  • The bill would provide $6 million for the National Institute of Standards and Technology (NIST) Scientific and Technical Research and Services account to “prevent, prepare for, and respond to coronavirus, domestically or internationally, by supporting continuity of operations, including measurement science to support viral testing and biomanufacturing.”  The bill would also provide $50 million for the Manufacturing Extension Partnership to “assist manufacturers to prevent, prepare for, and respond to coronavirus,” and $10 million for Manufacturing USA to “to prevent, prepare for, and respond to coronavirus, including to support development and manufacturing of medical counter measures and biomedical equipment and supplies.”
  • At the Pentagon, funding of $3.8 billion is included for the Defense Health Agency, of which $415 million is directed for research, development, test and evaluation (RDT&E) activities to further develop vaccines and anti-viral pharmaceuticals and support laboratory operations.  The package also includes $1 billion for the Defense Production Act to allow DOD to invest in manufacturing capabilities that will increase the production rate of personal protective equipment and medical equipment in the U.S.
  • The package provides $99.5 million under the Department of Energy Office of Science to support research and development efforts related to COVID-19 at national laboratory scientific user facilities, including new equipment, technologies, and personnel support.  Funding support is for user facilities at Department of Energy (DOE) national laboratories supported by both the Office of Science and the National Nuclear Security Administration.
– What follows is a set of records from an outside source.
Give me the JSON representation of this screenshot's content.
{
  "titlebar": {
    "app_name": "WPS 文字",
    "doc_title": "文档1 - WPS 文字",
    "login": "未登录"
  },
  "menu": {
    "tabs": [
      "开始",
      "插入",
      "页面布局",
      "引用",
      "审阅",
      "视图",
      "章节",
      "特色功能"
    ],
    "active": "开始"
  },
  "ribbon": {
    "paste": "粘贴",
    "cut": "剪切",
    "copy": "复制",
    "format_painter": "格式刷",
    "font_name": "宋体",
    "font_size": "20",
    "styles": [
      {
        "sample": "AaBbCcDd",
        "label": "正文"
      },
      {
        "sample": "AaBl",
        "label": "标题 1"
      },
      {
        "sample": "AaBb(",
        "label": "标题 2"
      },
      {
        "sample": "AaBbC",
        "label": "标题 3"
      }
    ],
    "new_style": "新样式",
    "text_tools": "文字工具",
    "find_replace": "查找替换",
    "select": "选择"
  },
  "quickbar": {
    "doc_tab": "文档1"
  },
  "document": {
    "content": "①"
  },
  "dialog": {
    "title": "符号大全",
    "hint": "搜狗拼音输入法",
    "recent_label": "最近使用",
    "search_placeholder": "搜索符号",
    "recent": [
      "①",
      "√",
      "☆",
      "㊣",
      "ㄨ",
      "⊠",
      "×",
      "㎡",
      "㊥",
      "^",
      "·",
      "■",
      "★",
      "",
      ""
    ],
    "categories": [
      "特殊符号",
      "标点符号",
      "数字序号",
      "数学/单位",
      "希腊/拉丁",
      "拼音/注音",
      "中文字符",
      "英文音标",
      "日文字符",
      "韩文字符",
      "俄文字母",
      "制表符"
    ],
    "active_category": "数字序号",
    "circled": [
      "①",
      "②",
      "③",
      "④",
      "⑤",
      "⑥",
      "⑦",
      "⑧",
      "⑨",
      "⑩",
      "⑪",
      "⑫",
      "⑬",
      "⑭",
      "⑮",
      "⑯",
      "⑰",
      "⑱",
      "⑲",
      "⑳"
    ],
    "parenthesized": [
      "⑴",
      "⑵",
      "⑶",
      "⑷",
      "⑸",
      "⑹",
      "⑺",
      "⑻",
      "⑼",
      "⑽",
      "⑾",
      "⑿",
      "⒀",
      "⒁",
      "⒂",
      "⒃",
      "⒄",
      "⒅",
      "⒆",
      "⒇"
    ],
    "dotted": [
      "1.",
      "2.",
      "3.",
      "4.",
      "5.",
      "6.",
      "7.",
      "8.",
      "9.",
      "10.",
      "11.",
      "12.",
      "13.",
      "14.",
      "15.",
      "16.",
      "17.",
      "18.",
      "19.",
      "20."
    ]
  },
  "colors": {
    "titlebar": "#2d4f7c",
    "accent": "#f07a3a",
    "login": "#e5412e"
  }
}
Consistent with a March 12 letter soliciting input from the research community on how to use DOE user facilities to help with the COVID-19 response, the primary area of interest is on the fundamental biology of COVID-19.
  • The CARES Act includes $60 million for the National Aeronautics and Space Administration (NASA).  This amount is $15 million less than initially included in the Senate’s version released last Friday.  The White House did not include NASA in its supplemental appropriations request.  The entire supplemental appropriation would be allocated to the Safety, Security, and Mission Services account, with intent “to prevent, prepare for, and respond to coronavirus, domestically or internationally.”

The 2009 stimulus injected money into science agencies more broadly, giving a one-time 30 percent boost to the National Science Foundation, for instance. (See graphic below.) 

See Lewis-Burke's complete policy update. Also see coverage by the American Institute of Physics' FYI Bulletin and the latest AAAS Policy Alert.


Federal obligations for R&D and R&D plant, current versus constant dollars: FYs 1980–2018

Source: National Center for Science and Engineering Statistics (NSF). Click here for more detail.